> **What to work on**
State how many lines of the material below contain the word "this". Add nothing else.

> **Records supplied**
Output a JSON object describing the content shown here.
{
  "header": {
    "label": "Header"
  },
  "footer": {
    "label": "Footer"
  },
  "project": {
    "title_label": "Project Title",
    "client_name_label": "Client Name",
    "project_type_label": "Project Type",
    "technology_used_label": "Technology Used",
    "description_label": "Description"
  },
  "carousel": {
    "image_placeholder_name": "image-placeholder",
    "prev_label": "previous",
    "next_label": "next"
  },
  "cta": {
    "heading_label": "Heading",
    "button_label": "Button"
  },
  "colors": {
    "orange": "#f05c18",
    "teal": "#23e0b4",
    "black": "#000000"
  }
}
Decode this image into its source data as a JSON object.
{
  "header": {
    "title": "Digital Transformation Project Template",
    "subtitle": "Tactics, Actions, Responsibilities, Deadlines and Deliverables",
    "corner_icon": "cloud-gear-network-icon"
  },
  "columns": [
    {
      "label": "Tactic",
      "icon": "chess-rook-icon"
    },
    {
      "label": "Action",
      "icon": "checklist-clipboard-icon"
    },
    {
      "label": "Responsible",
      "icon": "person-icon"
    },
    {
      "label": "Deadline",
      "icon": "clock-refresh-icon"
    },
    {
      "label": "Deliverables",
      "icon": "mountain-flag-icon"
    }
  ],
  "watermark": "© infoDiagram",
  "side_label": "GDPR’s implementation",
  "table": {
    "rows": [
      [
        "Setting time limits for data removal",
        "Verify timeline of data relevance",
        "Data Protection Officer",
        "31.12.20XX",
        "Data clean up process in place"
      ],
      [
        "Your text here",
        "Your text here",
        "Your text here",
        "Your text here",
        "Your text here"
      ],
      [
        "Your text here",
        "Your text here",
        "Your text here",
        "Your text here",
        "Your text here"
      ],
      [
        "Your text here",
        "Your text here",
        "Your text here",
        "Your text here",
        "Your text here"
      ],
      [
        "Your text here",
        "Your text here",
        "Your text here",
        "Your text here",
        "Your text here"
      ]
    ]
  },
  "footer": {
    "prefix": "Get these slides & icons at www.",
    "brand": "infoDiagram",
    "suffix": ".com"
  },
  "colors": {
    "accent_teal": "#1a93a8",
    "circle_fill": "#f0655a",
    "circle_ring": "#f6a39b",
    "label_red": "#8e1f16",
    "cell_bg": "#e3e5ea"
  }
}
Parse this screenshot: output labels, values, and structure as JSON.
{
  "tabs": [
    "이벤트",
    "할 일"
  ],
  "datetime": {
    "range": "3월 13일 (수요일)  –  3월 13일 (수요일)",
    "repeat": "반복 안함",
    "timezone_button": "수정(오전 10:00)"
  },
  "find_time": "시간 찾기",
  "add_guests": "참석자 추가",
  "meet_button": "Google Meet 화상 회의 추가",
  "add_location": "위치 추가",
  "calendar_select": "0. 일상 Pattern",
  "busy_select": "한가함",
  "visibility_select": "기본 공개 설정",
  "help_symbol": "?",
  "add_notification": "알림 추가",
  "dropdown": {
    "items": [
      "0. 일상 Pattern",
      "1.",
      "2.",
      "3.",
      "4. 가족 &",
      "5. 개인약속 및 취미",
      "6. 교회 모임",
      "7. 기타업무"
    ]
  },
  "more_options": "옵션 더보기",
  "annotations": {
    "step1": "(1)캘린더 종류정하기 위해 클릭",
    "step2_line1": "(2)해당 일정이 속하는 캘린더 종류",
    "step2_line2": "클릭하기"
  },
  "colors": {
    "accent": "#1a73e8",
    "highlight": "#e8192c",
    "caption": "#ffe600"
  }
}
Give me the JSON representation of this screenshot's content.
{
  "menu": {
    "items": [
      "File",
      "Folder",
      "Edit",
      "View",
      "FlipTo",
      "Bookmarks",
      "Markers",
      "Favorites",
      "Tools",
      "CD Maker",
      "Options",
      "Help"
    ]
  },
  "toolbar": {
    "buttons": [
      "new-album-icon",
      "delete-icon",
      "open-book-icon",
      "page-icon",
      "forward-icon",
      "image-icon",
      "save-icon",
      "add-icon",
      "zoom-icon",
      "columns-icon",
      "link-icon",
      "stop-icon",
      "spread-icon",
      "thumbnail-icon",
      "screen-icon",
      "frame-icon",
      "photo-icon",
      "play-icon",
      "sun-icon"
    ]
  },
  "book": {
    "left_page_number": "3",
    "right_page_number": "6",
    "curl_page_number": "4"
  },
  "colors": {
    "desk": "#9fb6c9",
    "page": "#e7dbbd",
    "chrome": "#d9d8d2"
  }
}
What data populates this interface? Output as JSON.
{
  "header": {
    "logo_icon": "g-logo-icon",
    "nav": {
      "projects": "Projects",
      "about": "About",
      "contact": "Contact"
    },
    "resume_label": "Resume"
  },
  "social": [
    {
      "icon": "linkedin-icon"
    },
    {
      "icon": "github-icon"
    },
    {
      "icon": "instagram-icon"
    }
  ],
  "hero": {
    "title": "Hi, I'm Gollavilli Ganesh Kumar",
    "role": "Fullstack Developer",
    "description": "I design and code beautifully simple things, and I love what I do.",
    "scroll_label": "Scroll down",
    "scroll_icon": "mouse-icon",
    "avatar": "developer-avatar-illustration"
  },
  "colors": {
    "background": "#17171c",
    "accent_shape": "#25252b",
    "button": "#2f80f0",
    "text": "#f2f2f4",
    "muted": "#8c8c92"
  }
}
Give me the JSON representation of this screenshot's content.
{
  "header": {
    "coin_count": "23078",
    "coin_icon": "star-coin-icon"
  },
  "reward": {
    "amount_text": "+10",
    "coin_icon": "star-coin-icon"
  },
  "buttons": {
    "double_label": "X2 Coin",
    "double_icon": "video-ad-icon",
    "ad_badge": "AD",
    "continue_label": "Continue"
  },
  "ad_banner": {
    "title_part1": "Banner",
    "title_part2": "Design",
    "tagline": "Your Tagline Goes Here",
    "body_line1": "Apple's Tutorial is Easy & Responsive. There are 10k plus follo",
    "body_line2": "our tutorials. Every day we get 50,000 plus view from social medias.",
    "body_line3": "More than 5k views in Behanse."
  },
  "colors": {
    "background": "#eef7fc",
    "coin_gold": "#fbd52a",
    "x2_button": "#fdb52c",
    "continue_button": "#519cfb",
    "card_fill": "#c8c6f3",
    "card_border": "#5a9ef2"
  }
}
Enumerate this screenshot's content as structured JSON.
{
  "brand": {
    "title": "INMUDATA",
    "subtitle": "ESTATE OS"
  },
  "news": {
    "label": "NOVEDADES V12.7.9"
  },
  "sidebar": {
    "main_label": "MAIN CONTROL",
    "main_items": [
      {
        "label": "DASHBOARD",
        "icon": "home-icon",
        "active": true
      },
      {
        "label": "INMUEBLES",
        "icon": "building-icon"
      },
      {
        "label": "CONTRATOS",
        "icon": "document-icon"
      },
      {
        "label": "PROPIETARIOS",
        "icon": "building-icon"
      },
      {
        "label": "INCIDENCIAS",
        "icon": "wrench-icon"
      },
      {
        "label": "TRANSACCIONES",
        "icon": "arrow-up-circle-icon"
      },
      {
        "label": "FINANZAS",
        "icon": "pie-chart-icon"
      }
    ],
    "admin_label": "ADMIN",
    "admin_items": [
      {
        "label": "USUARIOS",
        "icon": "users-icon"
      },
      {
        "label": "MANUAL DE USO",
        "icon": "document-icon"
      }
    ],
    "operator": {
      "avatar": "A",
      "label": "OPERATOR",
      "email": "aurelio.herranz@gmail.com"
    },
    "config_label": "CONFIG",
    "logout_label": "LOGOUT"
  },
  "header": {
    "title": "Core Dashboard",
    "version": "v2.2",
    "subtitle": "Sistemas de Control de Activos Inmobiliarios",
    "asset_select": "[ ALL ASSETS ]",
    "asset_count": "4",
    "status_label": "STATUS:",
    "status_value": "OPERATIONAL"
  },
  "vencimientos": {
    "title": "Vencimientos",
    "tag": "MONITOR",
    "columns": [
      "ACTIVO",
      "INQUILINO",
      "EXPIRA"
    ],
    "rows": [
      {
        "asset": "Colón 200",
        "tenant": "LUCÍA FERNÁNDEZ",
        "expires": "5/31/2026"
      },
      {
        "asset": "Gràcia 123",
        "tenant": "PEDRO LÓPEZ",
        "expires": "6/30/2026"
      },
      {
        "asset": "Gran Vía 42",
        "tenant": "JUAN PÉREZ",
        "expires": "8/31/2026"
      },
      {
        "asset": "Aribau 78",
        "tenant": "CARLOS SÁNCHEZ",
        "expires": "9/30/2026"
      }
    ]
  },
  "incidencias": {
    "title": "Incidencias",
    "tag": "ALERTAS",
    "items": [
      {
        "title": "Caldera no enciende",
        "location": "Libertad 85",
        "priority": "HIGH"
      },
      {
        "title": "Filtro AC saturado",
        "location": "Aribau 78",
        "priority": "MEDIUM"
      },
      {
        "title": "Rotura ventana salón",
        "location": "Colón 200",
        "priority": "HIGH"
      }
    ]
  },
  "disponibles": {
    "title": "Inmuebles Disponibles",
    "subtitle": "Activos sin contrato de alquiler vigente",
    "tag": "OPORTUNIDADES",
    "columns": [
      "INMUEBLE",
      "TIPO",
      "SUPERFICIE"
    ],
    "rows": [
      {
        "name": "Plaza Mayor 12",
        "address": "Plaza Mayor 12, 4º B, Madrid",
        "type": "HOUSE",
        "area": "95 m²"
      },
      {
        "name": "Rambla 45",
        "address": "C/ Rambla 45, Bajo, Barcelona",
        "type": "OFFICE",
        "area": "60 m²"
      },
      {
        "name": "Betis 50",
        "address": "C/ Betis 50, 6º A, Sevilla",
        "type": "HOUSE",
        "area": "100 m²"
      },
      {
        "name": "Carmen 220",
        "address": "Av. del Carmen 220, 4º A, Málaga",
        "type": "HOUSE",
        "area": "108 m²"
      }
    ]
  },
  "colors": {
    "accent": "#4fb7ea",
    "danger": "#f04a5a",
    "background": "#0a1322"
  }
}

> **Written solution**
6